May 4, 2016

Children's Hospital of Pittsburgh of UPMC logoFor female cystic fibrosis (CF) patients and providers, individual CF health care specialists have a significant role in helping patients gain access to educational resources that can help them improve sexual and reproductive health, according to a study by researchers at Children’s Hospital of Pittsburgh of UPMC.

Women with CF face important disease-specific sexual and reproductive health concerns, including delays in puberty, increased risk of vaginal yeast infections, urinary incontinence, problems with sexual function, concerns regarding contraceptive choice, decreased fertility, and adverse effects of pregnancy on their lungs.

The study, published online this week in Pediatrics, led by Traci Kazmerski, MD, fellow, Division of Pulmonology, Children’s Hospital, sought to find the best ways to provide women with CF effective sexual and reproductive health care by interviewing CF center directors from a nationwide sample as well as young adult women with the disease and asked them about their experiences and preferences. The findings may help guide the development of educational resources around sexual and reproductive health for women with CF.

Both CF providers and patients agreed that the CF provider has a fundamental role in providing CF-specific sexual and reproductive health care. They also believed that educational resources and provider training on sexual and reproductive health topics would improve patient care in this area.

“Patients were clear that they want both sexual and reproductive health educational resources and for their CF providers to begin those discussions, early and routinely,” said Dr. Kazmerski. “Our next step is to figure out how to do this as we care for our patients with CF.”

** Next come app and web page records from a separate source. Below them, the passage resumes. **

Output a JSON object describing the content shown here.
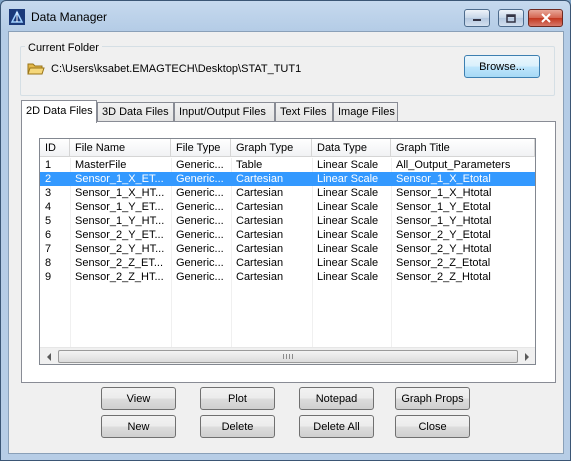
{
  "window": {
    "title": "Data Manager"
  },
  "folder": {
    "group_label": "Current Folder",
    "path": "C:\\Users\\ksabet.EMAGTECH\\Desktop\\STAT_TUT1",
    "browse_label": "Browse..."
  },
  "tabs": [
    {
      "label": "2D Data Files",
      "active": true
    },
    {
      "label": "3D Data Files",
      "active": false
    },
    {
      "label": "Input/Output Files",
      "active": false
    },
    {
      "label": "Text Files",
      "active": false
    },
    {
      "label": "Image Files",
      "active": false
    }
  ],
  "table": {
    "columns": [
      "ID",
      "File Name",
      "File Type",
      "Graph Type",
      "Data Type",
      "Graph Title"
    ],
    "selected_row": 1,
    "rows": [
      [
        "1",
        "MasterFile",
        "Generic...",
        "Table",
        "Linear Scale",
        "All_Output_Parameters"
      ],
      [
        "2",
        "Sensor_1_X_ET...",
        "Generic...",
        "Cartesian",
        "Linear Scale",
        "Sensor_1_X_Etotal"
      ],
      [
        "3",
        "Sensor_1_X_HT...",
        "Generic...",
        "Cartesian",
        "Linear Scale",
        "Sensor_1_X_Htotal"
      ],
      [
        "4",
        "Sensor_1_Y_ET...",
        "Generic...",
        "Cartesian",
        "Linear Scale",
        "Sensor_1_Y_Etotal"
      ],
      [
        "5",
        "Sensor_1_Y_HT...",
        "Generic...",
        "Cartesian",
        "Linear Scale",
        "Sensor_1_Y_Htotal"
      ],
      [
        "6",
        "Sensor_2_Y_ET...",
        "Generic...",
        "Cartesian",
        "Linear Scale",
        "Sensor_2_Y_Etotal"
      ],
      [
        "7",
        "Sensor_2_Y_HT...",
        "Generic...",
        "Cartesian",
        "Linear Scale",
        "Sensor_2_Y_Htotal"
      ],
      [
        "8",
        "Sensor_2_Z_ET...",
        "Generic...",
        "Cartesian",
        "Linear Scale",
        "Sensor_2_Z_Etotal"
      ],
      [
        "9",
        "Sensor_2_Z_HT...",
        "Generic...",
        "Cartesian",
        "Linear Scale",
        "Sensor_2_Z_Htotal"
      ]
    ]
  },
  "buttons": {
    "view": "View",
    "plot": "Plot",
    "notepad": "Notepad",
    "graph_props": "Graph Props",
    "new": "New",
    "delete": "Delete",
    "delete_all": "Delete All",
    "close": "Close"
  },
  "icons": {
    "app": "app-icon",
    "folder": "folder-icon",
    "minimize": "minimize-icon",
    "maximize": "maximize-icon",
    "close": "close-icon",
    "scroll_left": "arrow-left-icon",
    "scroll_right": "arrow-right-icon"
  },
  "colors": {
    "selection": "#3399ff",
    "close_button": "#c2361e"
  }
}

“This study provides some critical guidance on how to better provide sexual and reproductive health education and care for adolescents with cystic fibrosis, and encourages us to consider how to integrate such care for all adolescents with chronic medical conditions,” said co-author Elizabeth Miller, MD, PhD, chief, Division of Adolescent and Young Adult Medicine, Children’s Hospital.

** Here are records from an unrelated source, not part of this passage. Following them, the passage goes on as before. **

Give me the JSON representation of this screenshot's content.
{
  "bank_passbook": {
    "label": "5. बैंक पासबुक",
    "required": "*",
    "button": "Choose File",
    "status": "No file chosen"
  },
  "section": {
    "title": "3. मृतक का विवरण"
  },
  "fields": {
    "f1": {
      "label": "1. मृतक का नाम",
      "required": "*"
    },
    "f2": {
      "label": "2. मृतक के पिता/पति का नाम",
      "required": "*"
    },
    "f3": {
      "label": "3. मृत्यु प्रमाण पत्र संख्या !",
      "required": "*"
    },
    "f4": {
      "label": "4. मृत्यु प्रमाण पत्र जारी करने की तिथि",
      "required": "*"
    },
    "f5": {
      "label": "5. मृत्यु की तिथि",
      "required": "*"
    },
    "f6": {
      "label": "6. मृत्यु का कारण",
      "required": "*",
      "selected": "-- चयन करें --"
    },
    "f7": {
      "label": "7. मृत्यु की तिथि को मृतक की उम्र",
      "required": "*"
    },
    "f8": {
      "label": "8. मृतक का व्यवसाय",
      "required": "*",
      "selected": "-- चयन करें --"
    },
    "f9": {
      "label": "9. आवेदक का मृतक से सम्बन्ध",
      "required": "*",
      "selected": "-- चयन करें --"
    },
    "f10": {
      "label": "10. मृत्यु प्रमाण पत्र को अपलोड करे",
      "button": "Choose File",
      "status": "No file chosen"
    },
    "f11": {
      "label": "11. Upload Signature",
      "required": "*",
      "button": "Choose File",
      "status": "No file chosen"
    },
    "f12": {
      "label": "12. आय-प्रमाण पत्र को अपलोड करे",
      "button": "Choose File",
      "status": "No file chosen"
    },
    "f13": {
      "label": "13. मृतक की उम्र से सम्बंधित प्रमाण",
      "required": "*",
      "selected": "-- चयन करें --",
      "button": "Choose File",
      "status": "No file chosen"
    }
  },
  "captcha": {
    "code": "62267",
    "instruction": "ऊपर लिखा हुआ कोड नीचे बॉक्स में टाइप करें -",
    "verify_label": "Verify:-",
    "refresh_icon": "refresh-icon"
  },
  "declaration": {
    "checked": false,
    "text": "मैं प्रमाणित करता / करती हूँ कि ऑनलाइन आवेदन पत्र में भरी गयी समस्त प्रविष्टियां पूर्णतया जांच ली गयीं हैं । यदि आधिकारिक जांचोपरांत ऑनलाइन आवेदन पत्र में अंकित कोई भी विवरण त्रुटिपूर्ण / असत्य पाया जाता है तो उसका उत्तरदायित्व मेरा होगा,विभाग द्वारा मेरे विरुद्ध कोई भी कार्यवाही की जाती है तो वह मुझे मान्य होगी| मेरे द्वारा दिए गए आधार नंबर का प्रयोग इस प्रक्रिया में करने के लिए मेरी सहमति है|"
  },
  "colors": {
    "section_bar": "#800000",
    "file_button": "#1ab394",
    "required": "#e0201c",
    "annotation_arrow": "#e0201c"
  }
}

In addition to Drs. Kazmerski and Miller, other authors include David Orenstein, MD, and Daniel Weiner, MD, Joseph Pilewski, MD, and Sonya Borrero, MD, all of UPMC; and Lisa Tuchman, MD, of Children’s National Health System.

The study was supported by a grant from the Cystic Fibrosis Foundation (KAZMER13B0).